Hunter began her lecture, organized by the College of Arts and Sciences’ honors program, with a summary of recent global research into the connection between climate change and migration. She said people from dry areas are more likely to move, especially in times of drought.
According to Hunter, the existence of diasporic social connections between those in destinations and those in areas acutely impacted by climate change also increases the likelihood and quantity of movement from specific towns and regions, as does political context.
“If there’s conflict, that’s going to intersect with these other things to influence movement,” Hunter said.
She also said economic opportunity, or lack thereof, is a huge factor in pushing people toward and away from specific places. Decisions about migration are extremely complex and can almost never be attributed to a single factor, Hunter said.
Still, the northern regions of Mexico are more tied to climate.
“Where there’s a whole lot of connections in the U.S., if there was a severe drought in recent history, people are much more likely to come to the states,” Hunter said.
Existing connections in the U.S. make it far easier to immigrate. Hunter said this was due in part to the increased ease of getting set up in a new country. She also said there is a lower social cost associated with entering an established and familiar community than going at it alone in a foreign land.
Hunter said that the agricultural industry, which depends heavily on climactic changes, draws more migrants during warmer times. This trend, which Hunter said applies exclusively to undocumented immigration, is clear evidence that climate change is already having a notable impact on agricultural markets, on the local level and the global stage.
Another key meteorological metric is rainfall.

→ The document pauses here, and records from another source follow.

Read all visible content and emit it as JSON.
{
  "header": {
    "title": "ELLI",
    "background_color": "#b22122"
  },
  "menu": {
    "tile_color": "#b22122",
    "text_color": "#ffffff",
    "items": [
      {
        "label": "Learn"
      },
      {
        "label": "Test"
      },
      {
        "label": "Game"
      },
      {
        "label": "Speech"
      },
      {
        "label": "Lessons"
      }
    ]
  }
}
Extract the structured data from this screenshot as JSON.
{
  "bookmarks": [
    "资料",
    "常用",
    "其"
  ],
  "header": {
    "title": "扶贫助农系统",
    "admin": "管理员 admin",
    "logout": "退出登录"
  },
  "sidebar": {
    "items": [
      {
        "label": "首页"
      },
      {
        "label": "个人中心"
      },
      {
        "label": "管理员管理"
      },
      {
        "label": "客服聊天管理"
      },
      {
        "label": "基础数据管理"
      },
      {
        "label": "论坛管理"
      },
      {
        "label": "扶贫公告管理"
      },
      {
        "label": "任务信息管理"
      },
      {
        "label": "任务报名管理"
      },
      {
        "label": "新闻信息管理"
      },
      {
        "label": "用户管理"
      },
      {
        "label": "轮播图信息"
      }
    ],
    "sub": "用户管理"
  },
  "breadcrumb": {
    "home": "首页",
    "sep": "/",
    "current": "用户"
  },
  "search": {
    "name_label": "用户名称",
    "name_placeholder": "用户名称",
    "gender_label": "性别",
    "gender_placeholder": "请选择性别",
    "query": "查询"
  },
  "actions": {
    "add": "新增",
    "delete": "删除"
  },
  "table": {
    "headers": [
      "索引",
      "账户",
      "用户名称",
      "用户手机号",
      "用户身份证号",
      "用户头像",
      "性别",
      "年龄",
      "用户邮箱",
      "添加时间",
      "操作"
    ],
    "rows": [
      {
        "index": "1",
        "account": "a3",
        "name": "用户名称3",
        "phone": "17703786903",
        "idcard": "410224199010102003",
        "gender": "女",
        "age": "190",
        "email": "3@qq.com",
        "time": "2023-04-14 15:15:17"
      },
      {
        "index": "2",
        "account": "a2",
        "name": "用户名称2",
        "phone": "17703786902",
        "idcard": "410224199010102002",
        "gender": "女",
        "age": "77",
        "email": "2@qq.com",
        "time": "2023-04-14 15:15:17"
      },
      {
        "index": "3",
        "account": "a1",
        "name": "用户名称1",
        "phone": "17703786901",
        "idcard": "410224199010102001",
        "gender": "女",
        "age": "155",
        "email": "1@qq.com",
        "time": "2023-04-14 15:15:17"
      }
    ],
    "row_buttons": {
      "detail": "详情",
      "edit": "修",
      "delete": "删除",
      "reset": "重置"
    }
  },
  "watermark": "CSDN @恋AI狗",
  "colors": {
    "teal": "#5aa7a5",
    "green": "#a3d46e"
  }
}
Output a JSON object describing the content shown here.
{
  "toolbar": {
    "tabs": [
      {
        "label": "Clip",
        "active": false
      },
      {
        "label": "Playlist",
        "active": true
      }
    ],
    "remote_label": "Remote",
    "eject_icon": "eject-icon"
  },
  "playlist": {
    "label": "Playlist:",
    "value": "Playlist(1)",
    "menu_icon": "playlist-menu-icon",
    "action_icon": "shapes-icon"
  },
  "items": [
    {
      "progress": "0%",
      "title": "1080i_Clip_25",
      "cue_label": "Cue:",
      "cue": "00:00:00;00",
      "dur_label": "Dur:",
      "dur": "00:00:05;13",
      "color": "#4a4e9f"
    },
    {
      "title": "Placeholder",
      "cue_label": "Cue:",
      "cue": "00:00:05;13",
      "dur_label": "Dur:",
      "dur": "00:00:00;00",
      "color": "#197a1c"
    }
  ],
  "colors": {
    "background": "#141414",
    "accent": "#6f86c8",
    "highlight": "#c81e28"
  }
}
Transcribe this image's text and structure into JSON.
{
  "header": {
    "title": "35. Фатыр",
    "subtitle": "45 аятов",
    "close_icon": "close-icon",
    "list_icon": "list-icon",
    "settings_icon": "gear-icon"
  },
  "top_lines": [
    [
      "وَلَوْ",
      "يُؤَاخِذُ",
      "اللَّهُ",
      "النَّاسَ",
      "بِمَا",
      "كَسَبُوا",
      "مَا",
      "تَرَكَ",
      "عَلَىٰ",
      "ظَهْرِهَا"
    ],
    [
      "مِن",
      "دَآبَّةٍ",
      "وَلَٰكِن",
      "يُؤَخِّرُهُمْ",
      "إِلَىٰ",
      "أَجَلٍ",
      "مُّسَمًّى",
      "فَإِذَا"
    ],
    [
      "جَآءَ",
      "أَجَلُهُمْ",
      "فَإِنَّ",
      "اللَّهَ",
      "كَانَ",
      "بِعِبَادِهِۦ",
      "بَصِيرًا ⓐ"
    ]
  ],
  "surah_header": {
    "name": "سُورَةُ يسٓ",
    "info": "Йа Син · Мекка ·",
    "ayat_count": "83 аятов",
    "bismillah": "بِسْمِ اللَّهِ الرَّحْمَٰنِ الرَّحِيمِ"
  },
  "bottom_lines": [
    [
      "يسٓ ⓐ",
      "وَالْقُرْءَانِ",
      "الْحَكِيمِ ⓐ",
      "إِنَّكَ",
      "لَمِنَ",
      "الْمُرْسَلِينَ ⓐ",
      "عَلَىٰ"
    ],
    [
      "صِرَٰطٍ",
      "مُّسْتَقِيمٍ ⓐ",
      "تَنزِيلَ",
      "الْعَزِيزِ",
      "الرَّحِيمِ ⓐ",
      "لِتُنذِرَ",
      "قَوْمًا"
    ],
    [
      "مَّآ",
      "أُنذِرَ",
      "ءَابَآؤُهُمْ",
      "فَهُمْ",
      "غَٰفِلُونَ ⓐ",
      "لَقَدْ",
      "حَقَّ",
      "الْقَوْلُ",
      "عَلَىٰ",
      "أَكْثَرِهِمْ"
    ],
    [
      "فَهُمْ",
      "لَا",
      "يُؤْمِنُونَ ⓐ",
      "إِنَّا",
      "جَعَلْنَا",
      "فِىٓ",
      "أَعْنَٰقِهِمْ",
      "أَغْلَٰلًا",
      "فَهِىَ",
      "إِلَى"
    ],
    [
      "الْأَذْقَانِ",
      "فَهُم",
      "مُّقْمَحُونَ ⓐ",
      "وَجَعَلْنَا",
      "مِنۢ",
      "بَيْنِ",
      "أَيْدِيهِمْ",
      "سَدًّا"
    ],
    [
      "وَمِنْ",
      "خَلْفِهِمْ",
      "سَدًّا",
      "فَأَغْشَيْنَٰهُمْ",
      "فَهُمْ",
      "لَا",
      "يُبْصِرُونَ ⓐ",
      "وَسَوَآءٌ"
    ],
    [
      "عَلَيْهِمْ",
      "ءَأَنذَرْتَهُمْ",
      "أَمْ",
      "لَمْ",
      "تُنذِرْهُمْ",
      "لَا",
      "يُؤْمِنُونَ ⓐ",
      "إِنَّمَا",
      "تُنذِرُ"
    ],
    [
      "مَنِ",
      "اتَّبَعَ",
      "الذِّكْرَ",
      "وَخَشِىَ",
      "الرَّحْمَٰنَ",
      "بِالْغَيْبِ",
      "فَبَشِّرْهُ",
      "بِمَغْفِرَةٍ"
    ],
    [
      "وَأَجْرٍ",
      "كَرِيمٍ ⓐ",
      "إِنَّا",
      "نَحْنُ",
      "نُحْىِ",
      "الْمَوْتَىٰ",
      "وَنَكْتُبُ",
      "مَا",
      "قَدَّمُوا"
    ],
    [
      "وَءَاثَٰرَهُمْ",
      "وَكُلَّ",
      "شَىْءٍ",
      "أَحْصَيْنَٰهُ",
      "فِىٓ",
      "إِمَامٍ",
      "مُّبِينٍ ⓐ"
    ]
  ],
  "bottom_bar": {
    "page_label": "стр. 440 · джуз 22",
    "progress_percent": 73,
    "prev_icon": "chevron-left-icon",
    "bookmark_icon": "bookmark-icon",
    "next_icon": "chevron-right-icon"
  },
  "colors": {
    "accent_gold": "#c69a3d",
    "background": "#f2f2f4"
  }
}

Although droughts are not inherently linked to increased carbon emissions, Hunter said the extreme and difficult conditions they produce are generally what gives migration from dry, rural agriculturally-dependent areas the biggest boost. Wet years, she said, tend to have lower levels of emigration.
According to Hunter, the phenomenon of Mexican immigration to the U.S. is the single largest and most sustained wave of migration in modern human history. This trend has reversed in recent years, however. Now, she says, more Mexicans who spent time in the U.S. are returning home than there are Mexicans coming north.
Still, Hunter was reticent about making predictions regarding future population shifts.
Contact CU Independent News Staff Writer Noah Zucker at firstname.lastname@example.org.